Stories of hope
My very first client after starting debt advice work was ten years ago. A lady in our church had a £20,000 loan debt after her husband left her and the two children. The debt was in joint names and the ex-husband declared himself bankrupt. She was pursued for the debt for many months. All the letters were just put away in a drawer and she approached me with the problem after a few months. She handed me all the letters, many unopened. It was my first case. I wondered what on earth I could do to help her. Firstly panic! I called the loan company to plead with them on her behalf, still panicking and desperate and pleading. I was told by the creditor to send in an income and expenditure statement. I obliged and went to put the letter in the post but I was reluctant to post it. I just couldn’t do it. In desperation I prayed and said to God 'its over to You, I cannot do anything' and posted the letter. Two weeks went by and I received a letter to say the debt was cancelled. WOW! I thought, that was easy - this debt work is easy” How wrong I was! BUT I believe it was God’s encouragement to press on with the debt work.
We restore lives. Clients come to us fearful, desperate, their world out of control and in a state of chaos. We put them back on their feet. We sort out the jumbled chaos of debt to understand where they are. We take the burden of the problems off their shoulders by being a shield from the threatening letters. We give them a plan, make arrangements and negotiate agreements. Now they have hope and they have structure. They can see life beyond the spiral of debt. They have a future. That is the unconditional love of debt advice.
A young lady with quite severe mental health issues had run up significant debts, more due to inaction than anything else. She had met a young man and also connected with a local church that encouraged her to seek help from the local Community Money Advice Centre. All creditors agreed to token payments and froze interest. Standing Orders were set up and she moved on free of the threatening letters that contributed to her mental malaise.
A young disabled mum of two, who was going through a messy divorce, approached us for help. Whilst we were helping her she was diagnosed with bi-polar disorder. This slowed down the speed at which we could work as she was hospitalised for a time. She struggled to organise paperwork or open letters but was blessed with a great support worker. She owed £17,500 in total and she successfully obtained a Debt Relief Order in August 2016, which was our first! It was encouraging to receive a lovely text message from her at the end of the process thanking us for all our help.
One of our very first clients (a married couple), after our first meeting with them, thanked us profusely and said that they would be able to sleep that night.
'Robert', a 30 year old man, had been homeless and was now living with his father, as his carer.
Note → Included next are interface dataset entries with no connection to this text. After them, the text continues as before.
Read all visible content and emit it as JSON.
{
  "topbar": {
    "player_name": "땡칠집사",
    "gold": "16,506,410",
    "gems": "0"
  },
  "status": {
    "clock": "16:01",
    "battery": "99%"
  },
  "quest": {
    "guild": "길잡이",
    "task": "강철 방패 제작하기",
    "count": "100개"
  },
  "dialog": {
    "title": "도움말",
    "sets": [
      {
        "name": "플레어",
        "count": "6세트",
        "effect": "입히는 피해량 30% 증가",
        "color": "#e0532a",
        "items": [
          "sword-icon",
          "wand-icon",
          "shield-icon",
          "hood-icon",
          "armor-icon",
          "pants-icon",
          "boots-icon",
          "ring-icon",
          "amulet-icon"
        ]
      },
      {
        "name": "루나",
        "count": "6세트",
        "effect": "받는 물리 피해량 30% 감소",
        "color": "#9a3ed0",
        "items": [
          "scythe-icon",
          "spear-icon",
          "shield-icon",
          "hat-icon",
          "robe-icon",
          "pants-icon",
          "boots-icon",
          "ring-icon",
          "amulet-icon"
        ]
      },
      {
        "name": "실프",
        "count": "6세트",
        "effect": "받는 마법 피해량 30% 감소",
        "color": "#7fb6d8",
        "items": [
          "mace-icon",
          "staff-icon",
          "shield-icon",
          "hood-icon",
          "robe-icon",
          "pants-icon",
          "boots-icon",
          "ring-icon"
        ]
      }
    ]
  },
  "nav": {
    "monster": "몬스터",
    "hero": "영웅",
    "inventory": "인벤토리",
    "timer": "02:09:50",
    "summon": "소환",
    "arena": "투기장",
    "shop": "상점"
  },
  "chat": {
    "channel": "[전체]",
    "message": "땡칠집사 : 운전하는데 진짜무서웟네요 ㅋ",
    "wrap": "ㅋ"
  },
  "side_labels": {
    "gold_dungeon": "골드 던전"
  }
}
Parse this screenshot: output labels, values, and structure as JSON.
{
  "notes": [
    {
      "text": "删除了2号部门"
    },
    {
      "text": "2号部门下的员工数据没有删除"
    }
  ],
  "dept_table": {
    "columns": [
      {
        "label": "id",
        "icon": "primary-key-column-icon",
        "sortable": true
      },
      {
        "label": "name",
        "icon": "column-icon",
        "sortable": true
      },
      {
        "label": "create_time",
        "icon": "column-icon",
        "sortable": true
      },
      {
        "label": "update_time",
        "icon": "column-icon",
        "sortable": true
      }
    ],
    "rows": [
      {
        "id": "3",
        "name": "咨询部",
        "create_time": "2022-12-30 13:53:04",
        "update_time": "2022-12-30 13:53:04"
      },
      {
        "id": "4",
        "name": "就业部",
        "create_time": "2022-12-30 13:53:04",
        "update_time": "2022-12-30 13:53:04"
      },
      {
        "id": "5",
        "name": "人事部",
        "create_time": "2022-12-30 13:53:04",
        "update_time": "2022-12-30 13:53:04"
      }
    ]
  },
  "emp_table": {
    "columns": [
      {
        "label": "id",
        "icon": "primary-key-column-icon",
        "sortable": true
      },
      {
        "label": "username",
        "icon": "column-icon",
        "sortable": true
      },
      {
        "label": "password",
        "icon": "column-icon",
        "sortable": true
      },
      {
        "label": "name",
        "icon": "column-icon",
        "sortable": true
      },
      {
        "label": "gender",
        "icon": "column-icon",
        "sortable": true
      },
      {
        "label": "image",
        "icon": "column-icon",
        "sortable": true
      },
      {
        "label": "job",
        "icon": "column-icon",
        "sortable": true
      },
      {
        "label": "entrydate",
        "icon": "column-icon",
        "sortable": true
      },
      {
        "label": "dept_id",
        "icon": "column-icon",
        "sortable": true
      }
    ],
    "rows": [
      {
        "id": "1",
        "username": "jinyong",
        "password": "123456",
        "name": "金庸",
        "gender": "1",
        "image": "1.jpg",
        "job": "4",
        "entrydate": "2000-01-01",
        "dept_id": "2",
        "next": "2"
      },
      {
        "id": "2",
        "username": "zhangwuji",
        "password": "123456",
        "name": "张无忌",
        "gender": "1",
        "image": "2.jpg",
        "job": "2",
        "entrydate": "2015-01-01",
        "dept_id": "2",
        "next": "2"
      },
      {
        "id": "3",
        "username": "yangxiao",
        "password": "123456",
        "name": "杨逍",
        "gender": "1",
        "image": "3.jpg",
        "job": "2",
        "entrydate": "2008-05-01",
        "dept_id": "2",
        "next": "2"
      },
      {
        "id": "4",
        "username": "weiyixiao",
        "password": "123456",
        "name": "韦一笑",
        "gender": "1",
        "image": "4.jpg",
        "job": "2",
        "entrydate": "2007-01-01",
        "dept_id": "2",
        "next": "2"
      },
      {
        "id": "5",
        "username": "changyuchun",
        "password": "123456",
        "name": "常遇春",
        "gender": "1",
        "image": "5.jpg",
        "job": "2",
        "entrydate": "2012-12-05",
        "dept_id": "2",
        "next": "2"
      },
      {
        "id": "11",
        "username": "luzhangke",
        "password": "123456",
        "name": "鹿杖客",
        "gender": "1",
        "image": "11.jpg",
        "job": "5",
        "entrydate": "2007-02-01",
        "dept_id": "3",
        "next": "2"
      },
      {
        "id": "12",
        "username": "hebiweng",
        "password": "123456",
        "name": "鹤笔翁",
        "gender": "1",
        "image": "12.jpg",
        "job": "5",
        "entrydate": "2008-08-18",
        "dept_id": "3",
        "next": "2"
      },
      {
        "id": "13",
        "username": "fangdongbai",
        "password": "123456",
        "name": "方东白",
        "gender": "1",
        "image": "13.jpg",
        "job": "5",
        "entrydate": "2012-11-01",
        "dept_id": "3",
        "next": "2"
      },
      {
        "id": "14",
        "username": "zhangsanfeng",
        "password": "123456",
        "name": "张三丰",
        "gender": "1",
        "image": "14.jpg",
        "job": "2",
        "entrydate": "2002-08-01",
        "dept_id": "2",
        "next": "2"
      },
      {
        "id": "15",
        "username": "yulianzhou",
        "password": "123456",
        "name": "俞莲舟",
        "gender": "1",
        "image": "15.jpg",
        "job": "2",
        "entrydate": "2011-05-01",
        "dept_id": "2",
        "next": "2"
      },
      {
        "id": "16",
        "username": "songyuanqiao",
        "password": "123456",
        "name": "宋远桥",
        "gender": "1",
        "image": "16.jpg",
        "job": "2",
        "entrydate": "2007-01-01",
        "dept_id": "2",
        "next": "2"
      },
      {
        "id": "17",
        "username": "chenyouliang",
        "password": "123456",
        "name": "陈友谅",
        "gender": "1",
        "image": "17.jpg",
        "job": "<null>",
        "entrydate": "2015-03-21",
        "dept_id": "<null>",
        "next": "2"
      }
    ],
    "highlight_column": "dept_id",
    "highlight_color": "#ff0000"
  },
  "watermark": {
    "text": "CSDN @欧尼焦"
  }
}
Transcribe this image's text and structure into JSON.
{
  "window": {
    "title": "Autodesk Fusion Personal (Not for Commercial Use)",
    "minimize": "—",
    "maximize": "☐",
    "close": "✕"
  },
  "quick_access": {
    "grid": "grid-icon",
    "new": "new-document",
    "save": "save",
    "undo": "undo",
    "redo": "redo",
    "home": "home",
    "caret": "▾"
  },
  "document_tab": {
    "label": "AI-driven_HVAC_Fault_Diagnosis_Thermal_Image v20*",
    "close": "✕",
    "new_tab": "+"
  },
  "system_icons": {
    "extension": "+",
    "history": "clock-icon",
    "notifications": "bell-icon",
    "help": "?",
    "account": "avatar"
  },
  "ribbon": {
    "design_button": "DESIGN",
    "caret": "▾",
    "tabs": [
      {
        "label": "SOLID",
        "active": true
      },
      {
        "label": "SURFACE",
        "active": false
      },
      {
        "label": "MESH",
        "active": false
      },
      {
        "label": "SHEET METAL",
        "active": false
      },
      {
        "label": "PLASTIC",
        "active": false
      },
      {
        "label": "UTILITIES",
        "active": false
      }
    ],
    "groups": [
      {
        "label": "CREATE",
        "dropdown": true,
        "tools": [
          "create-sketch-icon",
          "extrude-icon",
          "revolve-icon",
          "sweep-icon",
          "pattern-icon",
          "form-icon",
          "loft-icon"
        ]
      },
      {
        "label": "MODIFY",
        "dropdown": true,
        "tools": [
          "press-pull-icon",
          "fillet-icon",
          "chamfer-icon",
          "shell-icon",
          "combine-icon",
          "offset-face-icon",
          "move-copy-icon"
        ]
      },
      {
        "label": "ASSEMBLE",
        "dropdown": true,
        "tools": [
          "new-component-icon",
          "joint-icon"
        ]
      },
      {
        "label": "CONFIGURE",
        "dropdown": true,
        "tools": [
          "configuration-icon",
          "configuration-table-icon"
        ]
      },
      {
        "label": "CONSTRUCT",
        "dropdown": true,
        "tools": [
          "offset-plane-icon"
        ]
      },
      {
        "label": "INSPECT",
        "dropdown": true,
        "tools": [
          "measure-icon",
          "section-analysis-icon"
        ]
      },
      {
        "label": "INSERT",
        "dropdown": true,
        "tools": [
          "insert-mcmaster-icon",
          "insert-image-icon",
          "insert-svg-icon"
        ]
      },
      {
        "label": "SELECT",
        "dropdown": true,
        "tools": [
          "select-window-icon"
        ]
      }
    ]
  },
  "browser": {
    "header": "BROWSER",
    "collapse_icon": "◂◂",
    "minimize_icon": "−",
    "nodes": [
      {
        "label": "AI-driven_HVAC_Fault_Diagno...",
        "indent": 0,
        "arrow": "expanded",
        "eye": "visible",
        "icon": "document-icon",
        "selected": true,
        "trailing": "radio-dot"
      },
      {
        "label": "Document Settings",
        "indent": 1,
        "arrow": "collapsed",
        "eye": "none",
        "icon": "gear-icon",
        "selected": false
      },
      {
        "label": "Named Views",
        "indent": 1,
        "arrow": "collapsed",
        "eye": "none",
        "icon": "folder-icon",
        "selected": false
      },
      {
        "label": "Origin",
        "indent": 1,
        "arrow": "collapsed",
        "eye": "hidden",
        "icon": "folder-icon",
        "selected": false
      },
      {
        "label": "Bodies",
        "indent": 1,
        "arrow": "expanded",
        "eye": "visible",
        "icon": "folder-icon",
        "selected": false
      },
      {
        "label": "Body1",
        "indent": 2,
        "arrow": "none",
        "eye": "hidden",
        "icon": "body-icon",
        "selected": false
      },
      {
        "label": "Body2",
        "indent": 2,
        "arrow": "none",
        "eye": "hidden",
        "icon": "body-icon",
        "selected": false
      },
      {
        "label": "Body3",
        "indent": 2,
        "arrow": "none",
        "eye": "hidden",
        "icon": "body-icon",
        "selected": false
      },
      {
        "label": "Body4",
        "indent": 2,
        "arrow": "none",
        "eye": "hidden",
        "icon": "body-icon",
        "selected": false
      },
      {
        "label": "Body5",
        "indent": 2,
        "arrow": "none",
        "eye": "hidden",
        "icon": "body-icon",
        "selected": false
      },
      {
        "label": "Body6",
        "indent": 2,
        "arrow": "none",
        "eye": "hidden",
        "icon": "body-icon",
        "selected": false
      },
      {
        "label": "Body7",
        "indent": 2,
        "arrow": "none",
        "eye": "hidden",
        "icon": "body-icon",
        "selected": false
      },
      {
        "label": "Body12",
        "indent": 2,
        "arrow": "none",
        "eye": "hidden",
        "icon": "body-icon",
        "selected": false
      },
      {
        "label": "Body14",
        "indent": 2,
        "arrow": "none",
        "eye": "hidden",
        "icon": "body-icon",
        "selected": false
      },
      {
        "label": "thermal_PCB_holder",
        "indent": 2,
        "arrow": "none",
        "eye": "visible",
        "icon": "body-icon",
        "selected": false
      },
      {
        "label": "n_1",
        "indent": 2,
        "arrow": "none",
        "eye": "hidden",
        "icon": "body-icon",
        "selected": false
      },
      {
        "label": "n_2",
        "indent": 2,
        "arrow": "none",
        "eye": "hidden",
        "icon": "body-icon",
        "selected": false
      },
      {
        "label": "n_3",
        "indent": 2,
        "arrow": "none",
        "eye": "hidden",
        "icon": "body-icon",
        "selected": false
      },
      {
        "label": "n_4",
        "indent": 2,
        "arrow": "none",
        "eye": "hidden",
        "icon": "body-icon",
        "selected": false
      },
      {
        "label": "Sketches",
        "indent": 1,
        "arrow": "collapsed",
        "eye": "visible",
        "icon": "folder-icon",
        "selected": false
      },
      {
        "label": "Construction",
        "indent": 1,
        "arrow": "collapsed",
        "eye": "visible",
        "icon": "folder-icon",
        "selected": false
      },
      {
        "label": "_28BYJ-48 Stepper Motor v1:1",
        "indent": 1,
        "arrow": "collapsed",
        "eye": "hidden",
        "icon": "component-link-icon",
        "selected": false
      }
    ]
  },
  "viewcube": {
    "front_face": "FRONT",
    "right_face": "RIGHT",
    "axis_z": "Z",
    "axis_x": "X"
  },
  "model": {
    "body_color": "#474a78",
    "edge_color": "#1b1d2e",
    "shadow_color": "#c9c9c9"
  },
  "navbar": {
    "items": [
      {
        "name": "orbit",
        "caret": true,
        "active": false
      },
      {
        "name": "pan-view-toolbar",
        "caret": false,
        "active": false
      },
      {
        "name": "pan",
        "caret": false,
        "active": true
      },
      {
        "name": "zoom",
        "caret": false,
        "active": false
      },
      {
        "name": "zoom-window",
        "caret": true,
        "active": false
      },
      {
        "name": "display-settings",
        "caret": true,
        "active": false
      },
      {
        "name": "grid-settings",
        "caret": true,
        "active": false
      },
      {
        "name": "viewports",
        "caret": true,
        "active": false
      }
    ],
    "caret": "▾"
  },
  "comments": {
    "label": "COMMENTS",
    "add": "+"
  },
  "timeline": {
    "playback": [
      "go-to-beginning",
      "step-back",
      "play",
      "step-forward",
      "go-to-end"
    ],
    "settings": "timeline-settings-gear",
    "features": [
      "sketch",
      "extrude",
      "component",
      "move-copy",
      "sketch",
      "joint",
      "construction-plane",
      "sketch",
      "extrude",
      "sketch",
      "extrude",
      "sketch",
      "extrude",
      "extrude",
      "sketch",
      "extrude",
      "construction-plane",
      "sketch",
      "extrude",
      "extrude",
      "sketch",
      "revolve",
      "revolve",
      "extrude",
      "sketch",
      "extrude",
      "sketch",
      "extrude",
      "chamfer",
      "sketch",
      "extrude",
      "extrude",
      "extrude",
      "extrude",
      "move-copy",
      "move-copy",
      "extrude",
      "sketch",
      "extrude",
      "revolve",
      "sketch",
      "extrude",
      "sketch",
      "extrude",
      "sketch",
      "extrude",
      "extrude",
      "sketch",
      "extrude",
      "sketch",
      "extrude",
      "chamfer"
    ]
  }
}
He had taken out a loan of about £600 to buy a scooter to be able to get around. This loan had grown to £3200, which he couldn’t pay. The debt centre was able to apply for a Debt Relief Order (DRO) for him so that he could start again. When he first came in he was feeling dejected but after the DRO he was more positive, getting help to look after his father, starting to learn to drive and looking at joining new clubs and organisations.